According to various sources, President Obama is slated to post a compromise version of a comprehensive health reform on the White House web site today at 10am East Coast time–7am Pacific.
The big news so far is that the President’s package includes a stronger rate regulation component–a response to the Anthem Blue Cross of California rate hike that he has put such a spotlight on in the last week. (Here’s the Los Angeles Times story. The New Republic’s The Treatment has some analysis, including by yours truly.)
The President is basically adopting a proposal by Senator Dianne Feinstein for a rate authority that would not just review rates, but have the ability to reject them if they were excessive or unjustified.

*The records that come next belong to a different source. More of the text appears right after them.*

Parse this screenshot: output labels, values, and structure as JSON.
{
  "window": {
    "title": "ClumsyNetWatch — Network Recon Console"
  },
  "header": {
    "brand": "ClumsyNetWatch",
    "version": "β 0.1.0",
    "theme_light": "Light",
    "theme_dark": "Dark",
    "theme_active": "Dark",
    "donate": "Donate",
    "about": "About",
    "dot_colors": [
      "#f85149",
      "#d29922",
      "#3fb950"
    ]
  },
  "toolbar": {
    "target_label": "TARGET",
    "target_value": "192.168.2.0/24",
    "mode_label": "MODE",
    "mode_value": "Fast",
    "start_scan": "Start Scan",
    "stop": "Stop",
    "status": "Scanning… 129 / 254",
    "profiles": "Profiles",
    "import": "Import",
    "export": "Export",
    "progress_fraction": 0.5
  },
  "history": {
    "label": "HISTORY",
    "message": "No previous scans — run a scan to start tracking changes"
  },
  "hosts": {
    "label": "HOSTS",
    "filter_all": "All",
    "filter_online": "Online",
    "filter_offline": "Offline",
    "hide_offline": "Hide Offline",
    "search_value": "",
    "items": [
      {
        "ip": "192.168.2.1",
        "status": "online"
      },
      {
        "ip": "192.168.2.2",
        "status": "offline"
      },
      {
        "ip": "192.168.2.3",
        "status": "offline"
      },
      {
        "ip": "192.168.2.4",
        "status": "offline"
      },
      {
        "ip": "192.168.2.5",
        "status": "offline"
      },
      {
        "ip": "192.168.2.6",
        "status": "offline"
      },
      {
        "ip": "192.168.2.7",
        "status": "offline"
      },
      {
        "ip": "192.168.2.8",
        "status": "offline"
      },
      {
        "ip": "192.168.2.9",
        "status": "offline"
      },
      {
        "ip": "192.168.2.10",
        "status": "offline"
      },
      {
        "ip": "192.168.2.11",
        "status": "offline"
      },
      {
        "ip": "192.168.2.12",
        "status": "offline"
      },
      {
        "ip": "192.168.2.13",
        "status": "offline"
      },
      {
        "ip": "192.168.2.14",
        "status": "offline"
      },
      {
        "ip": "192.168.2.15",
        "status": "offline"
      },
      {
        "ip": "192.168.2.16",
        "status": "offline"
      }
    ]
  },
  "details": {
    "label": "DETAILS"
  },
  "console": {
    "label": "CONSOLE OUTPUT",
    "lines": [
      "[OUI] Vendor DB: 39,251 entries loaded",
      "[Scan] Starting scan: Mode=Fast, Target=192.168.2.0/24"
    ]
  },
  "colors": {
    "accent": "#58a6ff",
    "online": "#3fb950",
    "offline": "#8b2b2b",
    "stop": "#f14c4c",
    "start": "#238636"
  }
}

Both Senator Boxer and Senator Feinstein were working on language for stronger rate regulation well before the Anthem Blue Cross rate hikes came to light, because this isn’t a new issue either in California or the country as a whole.
In our state and most of the United States right now, insurers can unilaterally raise rates without justification–especially for individual families and small businesses with little market power. The pending health reform bills already would have provided indirect relief, from the group purchasing power of the exchanges, to the requirement that insurers needed to justify their rates–that by itself was more than what California has now.
So the health reform has several components that can slow the growth in health premiums, but rate authority provides the opportunity for intervention, to ensure that ratepayers actually see the savings.
As part of a larger reform that provides guaranteed issue, community rating and risk adjustment, rate review and regulation would not just check against unwarranted rate hikes, but such increases being used to target certain products or people.
As we know, Assemblyman Dave Jones has attempted to advance a rate regulation bill at the state level, but face a heavy opposition campaign.
Suddenly, whether at the state or federal level, the political prospects for this issue has markedly improved from a mere month ago.